***** Task input

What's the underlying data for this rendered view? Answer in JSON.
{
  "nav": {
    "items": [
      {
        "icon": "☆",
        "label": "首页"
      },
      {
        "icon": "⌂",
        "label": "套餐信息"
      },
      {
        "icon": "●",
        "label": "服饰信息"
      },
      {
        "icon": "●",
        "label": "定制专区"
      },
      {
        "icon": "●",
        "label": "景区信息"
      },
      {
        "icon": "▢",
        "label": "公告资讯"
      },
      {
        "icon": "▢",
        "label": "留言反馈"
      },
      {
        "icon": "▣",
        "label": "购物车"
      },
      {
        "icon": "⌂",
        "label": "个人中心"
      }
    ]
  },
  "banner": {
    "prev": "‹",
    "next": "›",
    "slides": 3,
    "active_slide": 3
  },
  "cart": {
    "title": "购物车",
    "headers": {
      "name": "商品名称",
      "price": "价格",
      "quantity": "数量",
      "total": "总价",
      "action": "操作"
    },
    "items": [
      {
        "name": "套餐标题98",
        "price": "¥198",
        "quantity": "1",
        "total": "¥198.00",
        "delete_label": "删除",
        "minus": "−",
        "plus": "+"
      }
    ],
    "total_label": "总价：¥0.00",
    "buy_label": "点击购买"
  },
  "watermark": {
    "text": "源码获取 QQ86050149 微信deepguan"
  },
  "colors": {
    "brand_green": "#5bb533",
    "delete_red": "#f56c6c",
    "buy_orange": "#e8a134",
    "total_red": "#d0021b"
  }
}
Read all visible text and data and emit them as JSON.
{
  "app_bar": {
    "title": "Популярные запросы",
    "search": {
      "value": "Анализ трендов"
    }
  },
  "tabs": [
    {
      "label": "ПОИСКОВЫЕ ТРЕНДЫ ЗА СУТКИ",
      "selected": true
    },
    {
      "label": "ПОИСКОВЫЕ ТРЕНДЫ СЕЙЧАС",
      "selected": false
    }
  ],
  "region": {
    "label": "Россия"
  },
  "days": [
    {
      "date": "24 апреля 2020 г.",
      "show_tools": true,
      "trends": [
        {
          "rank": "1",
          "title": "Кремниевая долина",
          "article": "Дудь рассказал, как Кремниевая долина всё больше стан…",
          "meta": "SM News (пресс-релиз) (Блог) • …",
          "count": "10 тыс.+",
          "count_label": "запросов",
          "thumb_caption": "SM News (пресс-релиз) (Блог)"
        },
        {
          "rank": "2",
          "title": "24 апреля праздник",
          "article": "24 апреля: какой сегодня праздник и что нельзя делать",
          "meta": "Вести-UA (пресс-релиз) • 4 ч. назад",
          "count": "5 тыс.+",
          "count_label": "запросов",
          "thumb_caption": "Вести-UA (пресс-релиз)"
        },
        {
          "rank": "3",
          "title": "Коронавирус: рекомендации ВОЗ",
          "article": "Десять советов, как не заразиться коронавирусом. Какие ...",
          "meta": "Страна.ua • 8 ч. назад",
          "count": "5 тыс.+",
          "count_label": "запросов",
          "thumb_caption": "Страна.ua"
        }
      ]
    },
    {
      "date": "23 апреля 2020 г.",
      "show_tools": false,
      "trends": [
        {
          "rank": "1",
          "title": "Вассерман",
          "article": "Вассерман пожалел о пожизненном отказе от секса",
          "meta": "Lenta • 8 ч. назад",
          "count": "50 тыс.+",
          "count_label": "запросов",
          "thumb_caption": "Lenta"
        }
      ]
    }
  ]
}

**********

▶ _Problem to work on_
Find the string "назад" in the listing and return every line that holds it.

▶ _Answer to the problem_
          "meta": "Вести-UA (пресс-релиз) • 4 ч. назад",
          "meta": "Страна.ua • 8 ч. назад",
          "meta": "Lenta • 8 ч. назад",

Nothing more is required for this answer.